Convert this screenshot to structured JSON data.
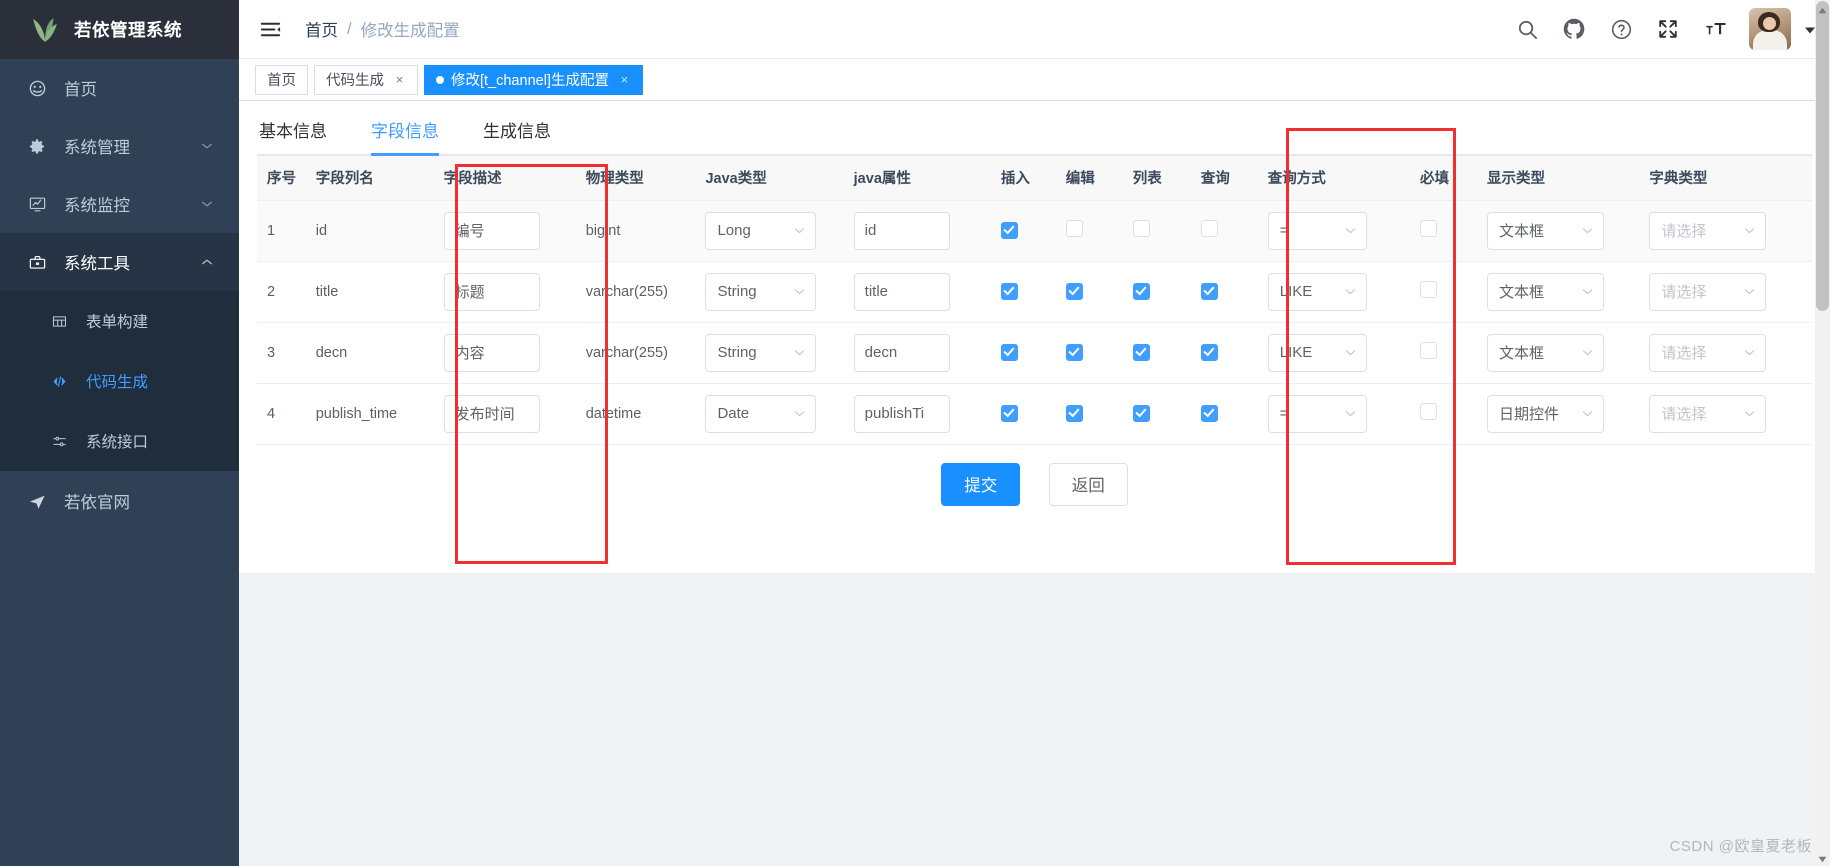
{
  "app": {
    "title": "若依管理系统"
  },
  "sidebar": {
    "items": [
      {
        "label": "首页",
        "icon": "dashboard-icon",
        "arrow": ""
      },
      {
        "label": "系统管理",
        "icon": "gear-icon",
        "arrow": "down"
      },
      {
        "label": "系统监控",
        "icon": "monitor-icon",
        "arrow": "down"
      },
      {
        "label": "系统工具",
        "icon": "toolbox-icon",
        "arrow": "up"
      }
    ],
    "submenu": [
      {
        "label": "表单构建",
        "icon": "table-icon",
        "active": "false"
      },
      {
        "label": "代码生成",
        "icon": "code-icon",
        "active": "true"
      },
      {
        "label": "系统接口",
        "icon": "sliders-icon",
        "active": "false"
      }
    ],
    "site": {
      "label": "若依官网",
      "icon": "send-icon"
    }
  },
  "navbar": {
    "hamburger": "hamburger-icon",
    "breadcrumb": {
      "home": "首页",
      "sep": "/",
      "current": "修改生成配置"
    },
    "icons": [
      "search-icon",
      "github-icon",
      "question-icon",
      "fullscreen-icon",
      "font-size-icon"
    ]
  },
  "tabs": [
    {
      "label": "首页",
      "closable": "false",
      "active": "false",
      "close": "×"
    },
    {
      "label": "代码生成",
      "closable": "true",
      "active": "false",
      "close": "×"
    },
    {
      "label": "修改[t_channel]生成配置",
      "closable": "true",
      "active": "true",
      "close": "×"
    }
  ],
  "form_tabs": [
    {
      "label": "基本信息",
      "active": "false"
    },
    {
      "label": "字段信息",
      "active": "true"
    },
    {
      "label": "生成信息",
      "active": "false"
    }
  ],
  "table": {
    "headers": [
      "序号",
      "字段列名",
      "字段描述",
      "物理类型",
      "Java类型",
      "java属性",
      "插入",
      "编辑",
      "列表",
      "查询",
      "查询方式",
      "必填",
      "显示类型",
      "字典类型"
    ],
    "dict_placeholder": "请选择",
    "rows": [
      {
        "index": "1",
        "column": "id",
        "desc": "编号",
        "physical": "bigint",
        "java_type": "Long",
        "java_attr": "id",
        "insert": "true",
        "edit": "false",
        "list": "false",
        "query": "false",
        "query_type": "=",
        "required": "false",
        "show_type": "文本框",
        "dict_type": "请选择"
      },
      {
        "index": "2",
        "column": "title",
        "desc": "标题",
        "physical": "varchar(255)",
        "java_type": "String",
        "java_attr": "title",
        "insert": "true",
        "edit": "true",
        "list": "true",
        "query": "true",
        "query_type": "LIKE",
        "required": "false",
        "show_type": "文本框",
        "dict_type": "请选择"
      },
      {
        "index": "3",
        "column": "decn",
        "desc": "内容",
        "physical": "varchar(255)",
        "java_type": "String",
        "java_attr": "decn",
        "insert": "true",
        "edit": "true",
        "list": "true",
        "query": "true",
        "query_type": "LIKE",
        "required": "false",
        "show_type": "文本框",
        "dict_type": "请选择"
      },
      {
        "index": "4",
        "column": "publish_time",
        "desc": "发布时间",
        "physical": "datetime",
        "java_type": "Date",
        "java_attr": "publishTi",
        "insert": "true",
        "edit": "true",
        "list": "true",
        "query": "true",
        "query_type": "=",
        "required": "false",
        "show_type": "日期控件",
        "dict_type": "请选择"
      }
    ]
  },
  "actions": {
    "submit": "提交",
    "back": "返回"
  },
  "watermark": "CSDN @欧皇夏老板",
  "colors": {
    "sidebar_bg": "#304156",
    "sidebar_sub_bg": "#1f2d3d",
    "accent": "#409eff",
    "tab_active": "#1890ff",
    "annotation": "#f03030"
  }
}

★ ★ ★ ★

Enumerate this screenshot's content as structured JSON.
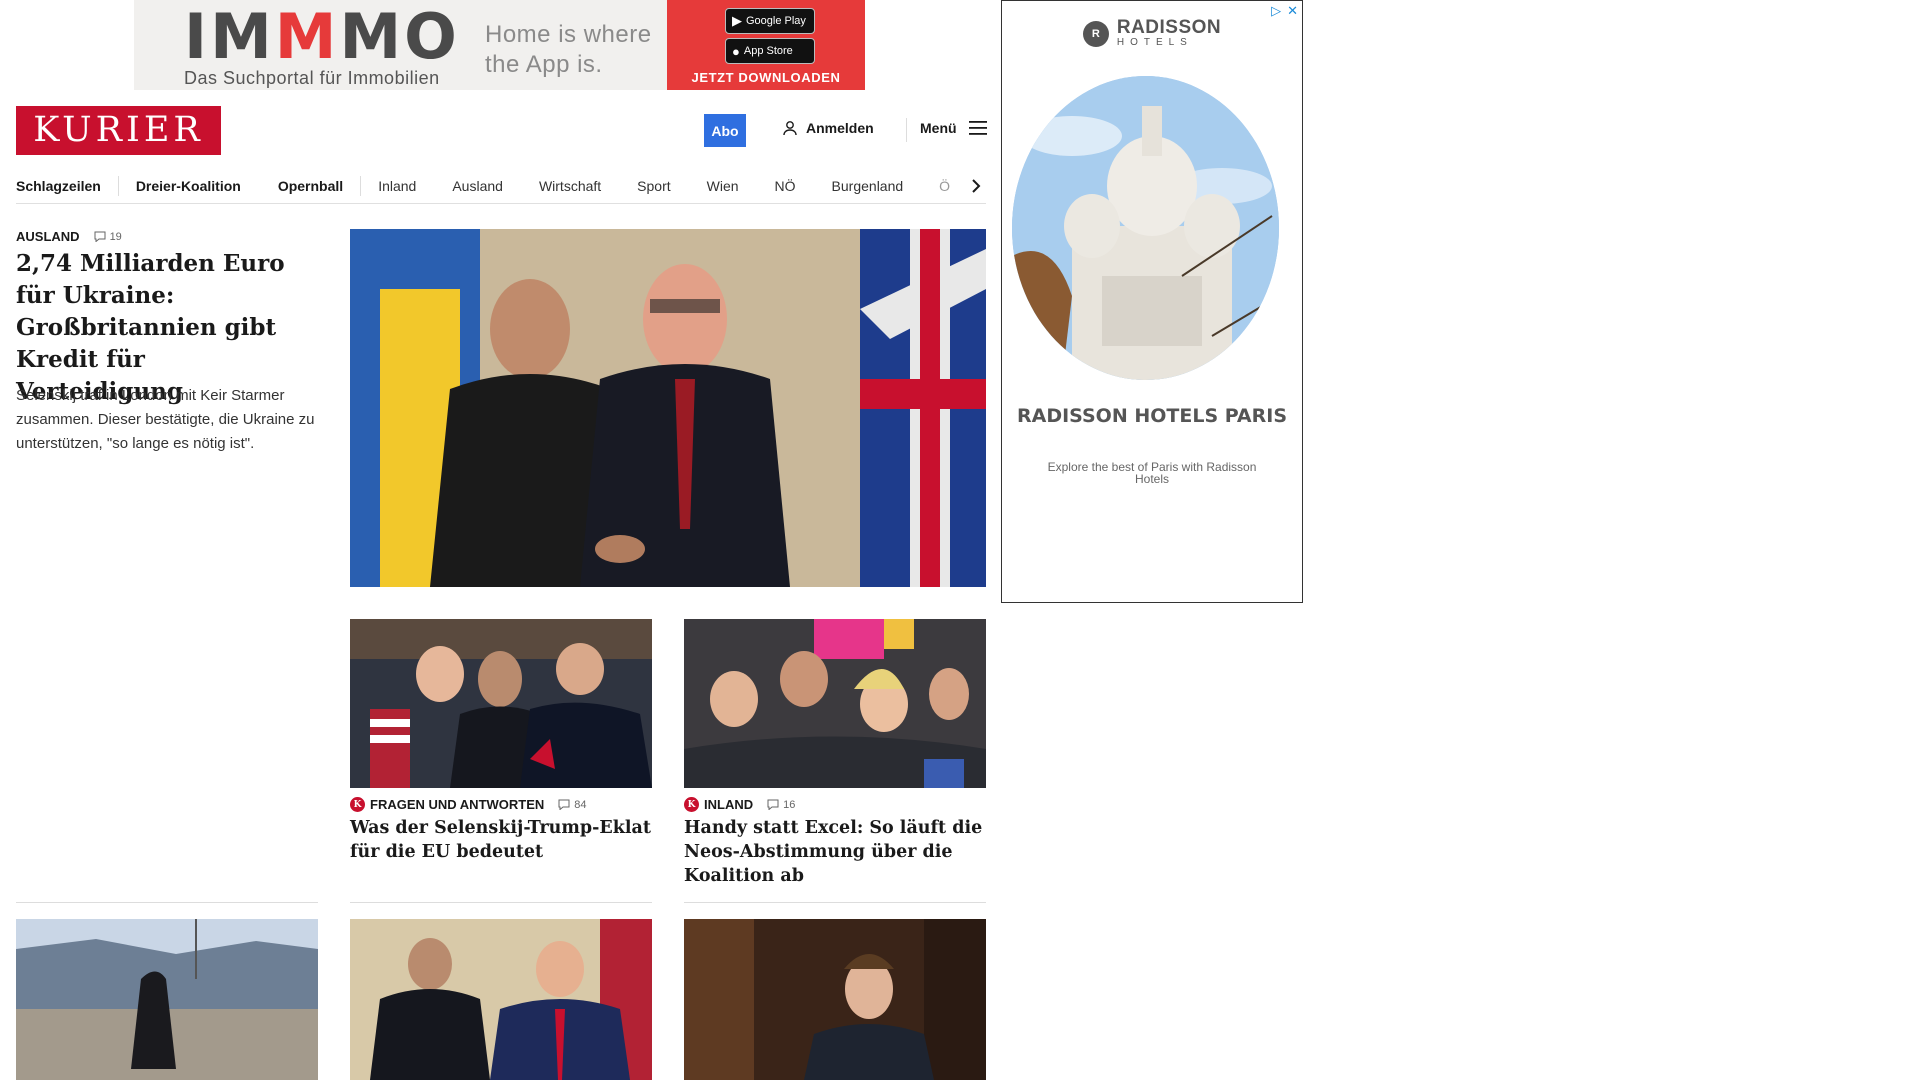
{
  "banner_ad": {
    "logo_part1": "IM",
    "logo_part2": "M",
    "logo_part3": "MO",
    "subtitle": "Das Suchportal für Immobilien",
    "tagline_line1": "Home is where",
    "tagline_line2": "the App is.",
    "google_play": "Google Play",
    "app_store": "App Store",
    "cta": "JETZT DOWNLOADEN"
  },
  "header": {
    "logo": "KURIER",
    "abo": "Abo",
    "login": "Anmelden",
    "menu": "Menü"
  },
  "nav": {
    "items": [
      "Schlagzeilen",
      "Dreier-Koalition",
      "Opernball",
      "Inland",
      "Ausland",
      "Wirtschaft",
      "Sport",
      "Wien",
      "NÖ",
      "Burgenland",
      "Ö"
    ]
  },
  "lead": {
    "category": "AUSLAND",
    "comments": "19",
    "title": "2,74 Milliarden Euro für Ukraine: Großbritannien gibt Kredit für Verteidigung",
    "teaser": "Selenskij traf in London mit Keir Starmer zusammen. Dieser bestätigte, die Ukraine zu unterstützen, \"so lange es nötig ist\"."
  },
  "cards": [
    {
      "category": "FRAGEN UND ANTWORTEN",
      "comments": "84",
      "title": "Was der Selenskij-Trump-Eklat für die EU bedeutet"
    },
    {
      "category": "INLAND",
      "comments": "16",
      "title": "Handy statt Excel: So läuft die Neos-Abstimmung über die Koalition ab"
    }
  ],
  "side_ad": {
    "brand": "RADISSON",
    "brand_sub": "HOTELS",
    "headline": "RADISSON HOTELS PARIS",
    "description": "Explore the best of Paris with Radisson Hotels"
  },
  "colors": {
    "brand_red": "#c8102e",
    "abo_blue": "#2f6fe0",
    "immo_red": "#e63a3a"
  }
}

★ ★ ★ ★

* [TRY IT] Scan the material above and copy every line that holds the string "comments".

* [RESPONSE AREA]
    "comments": "19",
      "comments": "84",
      "comments": "16",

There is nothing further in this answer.